Sunday, 24 June 2018

Hen Harriers breed in Bowland


Hen Harrier has bred in Forest of Bowland, Lancashire, for the first time since 2015.

RSPB wardens discovered two Hen Harrier nests on the United Utilities Bowland Estate in early spring and have been monitoring them closely ever since. The nests were visited recently by the wardens under licence, who were delighted to find four healthy chicks in each of them. A single male harrier has fathered young at both nests and is now regularly taking food to each.

The good news makes a welcome change to the procession of reports of satellite-tagged Hen Harriers either killed or disappearing in unexplained circumstances.

Hen Harrier remains on the verge of extinction as a breeding bird in England owing to the continuous illegal persecution of the species associated with driven grouse shooting. Although experts estimate there is sufficient habitat for at least 300 pairs across northern England, last year there were only three successful nests in the whole country. Bowland used to be known as England's last remaining stronghold for breeding Hen Harriers, but both 2016 and 2017 proved blank years after just a single chick fledged in 2015.

New generation of cuckoos tagged by BTO


As part of an ongoing study to find out why Common Cuckoo is declining, the British Trust for Ornithology (BTO) has fitted a further 10 individuals with tiny satellite tags this summer.

The study aims to better understand the reasons behind why we have lost almost three-quarters of our Common Cuckoo population over the past 25 years. It has already identified important migration routes via stopover sites in northern Italy and southern Spain, and the precise wintering locations in the Congo rainforest.

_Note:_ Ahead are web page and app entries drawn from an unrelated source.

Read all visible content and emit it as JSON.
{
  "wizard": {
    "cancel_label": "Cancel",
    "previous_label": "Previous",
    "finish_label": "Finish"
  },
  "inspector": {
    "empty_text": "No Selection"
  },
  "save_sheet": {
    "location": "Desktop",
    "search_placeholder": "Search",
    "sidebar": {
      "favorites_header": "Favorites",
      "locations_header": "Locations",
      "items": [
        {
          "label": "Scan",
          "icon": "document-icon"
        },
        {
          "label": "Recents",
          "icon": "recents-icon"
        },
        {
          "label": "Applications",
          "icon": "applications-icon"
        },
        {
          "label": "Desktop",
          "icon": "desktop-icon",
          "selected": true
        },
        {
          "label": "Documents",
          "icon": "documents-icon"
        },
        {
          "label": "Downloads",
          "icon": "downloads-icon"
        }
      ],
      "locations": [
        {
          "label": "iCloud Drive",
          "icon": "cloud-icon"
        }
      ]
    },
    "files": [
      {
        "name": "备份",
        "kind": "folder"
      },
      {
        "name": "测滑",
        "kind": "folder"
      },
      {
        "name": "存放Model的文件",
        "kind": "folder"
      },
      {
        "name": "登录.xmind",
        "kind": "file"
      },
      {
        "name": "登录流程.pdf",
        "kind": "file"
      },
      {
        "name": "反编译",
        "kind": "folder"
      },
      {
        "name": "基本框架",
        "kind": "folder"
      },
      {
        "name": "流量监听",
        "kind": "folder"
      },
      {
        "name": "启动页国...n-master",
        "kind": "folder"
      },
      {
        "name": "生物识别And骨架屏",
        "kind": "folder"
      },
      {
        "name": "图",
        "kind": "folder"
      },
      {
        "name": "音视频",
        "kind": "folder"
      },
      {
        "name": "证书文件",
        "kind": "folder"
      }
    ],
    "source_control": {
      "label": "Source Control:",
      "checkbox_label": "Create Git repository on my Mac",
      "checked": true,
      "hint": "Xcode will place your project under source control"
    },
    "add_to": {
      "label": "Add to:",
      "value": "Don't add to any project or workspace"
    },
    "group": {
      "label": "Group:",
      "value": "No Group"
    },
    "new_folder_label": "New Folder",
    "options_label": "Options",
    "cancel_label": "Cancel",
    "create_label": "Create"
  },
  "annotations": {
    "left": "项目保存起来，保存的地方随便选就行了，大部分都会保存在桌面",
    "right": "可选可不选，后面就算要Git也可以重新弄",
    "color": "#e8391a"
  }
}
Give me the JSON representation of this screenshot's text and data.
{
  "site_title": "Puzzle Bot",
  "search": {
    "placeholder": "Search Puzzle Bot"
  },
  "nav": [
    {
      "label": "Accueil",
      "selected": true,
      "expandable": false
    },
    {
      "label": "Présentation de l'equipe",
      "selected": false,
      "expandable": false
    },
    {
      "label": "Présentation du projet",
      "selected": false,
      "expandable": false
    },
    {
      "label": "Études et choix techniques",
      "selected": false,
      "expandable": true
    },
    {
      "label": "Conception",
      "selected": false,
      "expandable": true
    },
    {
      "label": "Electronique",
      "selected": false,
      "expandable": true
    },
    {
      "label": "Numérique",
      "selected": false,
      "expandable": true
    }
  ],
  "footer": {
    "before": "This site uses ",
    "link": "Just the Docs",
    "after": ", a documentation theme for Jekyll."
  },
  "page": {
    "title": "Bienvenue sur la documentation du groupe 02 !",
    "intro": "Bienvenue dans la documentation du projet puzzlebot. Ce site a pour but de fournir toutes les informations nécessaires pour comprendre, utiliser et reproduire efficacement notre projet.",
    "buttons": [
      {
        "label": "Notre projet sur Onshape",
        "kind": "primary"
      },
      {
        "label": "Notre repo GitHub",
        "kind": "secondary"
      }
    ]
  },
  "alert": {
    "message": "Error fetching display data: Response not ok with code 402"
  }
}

Mortality of cuckoos taking the route via Spain has been linked to population decline within the UK. What scientists at the BTO would like to know now is how well our cuckoos make it to and from Africa in different summers, and specifically, how relatively important conditions in the UK and southern Europe are in contributing to a successful – or otherwise – Saharan crossing in autumn.

Sister species of birds reveal clues to how biodiversity evolves

June 19, 2018 by Hayley Dunning, Imperial College London

Extensive new datasets about the world's birds are helping to solve the riddle of how life on Earth diversified.

By combining global datasets on bird characteristics, citizen-science species sightings and genetics, researchers have begun to answer some key questions in biodiversity. The results are published today in Nature Ecology & Evolution, in two parallel studies that include Imperial College London researchers.

The first paper compiles body measurements and estimates of evolutionary history for hundreds of closely related bird species (called 'sister species') to study how new species evolve.

In most cases, new bird species begin to emerge when one population is isolated geographically from others, such as by a mountain range. Later, the diverging species may extend their geographical ranges, bringing them back into contact.

These encounters can play out in one of three ways: the species can interbreed and form a single species again; they can stay separated but with hard borders between their two ranges; or they can continue to expand their ranges until they coexist over a wide area.

What determines whether emerging species stay separate or coexist? The team, led by Dr. Jay McEntee at the University of Florida, used a vast citizen-science database of bird sightings worldwide to identify where sister species were seen in the same place at the same time, allowing the timing and extent of coexistence among sister species to be estimated.
Different traits allow coexistence

The researchers found that if sister species had very different traits that affect their way of life, such as beaks adapted to different foods, they were more likely to coexist sooner and over larger areas.

In contrast, those with very similar traits appeared not to overlap successfully. The researchers think this is because there is 'interference' between the species, such as interbreeding, or competition for resources like food.